(Moore, 2012)

The challenges faced by families vary depending on the age of the autistic child and their cognitive skills, such as whether they use spoken language. A child who has difficulty communicating may appear angry towards others or seek isolation, when the underlying problem is sensory overload, or frustration at not understanding what is going on around them.

Some children are hyperactive and impulsive. Other family members may have to adapt to not having spontaneous activities because of the autistic person’s need for structure and sameness.

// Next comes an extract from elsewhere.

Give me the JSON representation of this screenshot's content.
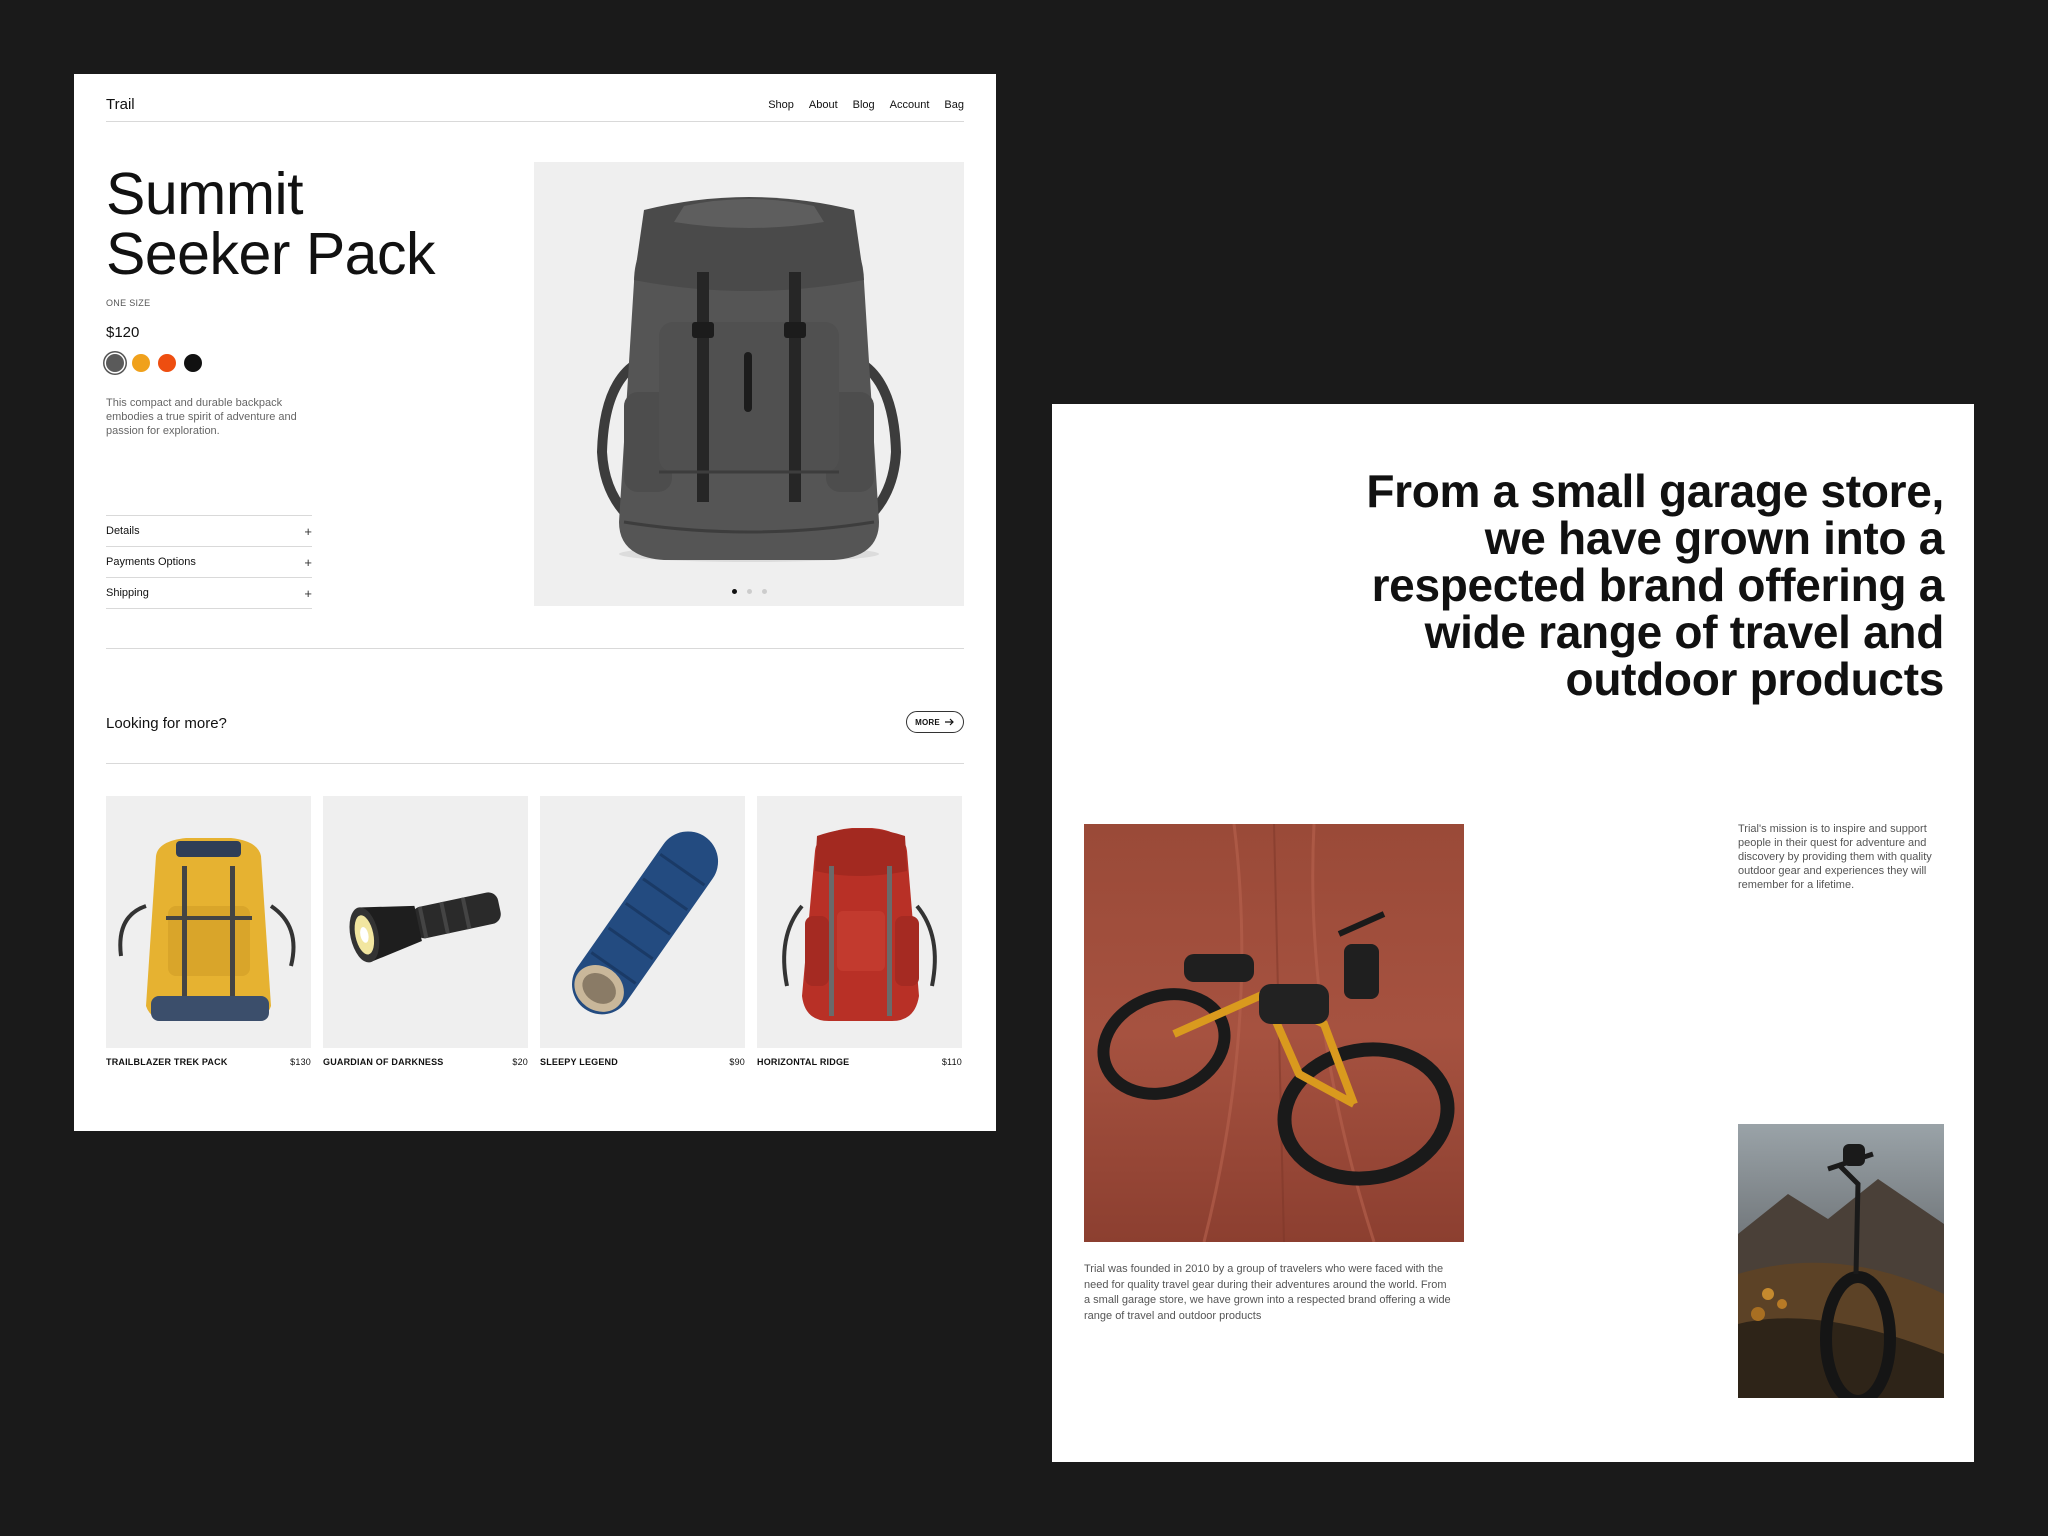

We started to avoid group activities as G couldn’t join in, not understanding how to engage and interact. Swimming, music, even group speech therapy became inaccessible. I will never forget the speech therapist leading the group, taking me to one side and gently suggesting that G wasn’t benefitting and was disruptive to the group. I left the room and we went to feed the ducks, which ended up with him eating bread and me sobbing through my sense of abandonment, hopelessness and isolation.

(N, 2017, pers. comm.)

Lack of sleep is also a significant issue. Children with autism often have disrupted sleep patterns, and inevitably this affects parents too. Jacqui Jackson is a single parent of seven sons and daughters, several of whom are on the autism spectrum. In 2006, when her family was still very young, Jacqui commented that she often went for several nights without sleep, and only took cat-naps on other nights. She was trying to write her PhD thesis at the time.

Physically it does take its toll … It gets you down and it affects how you work.

(Elliott, 2006)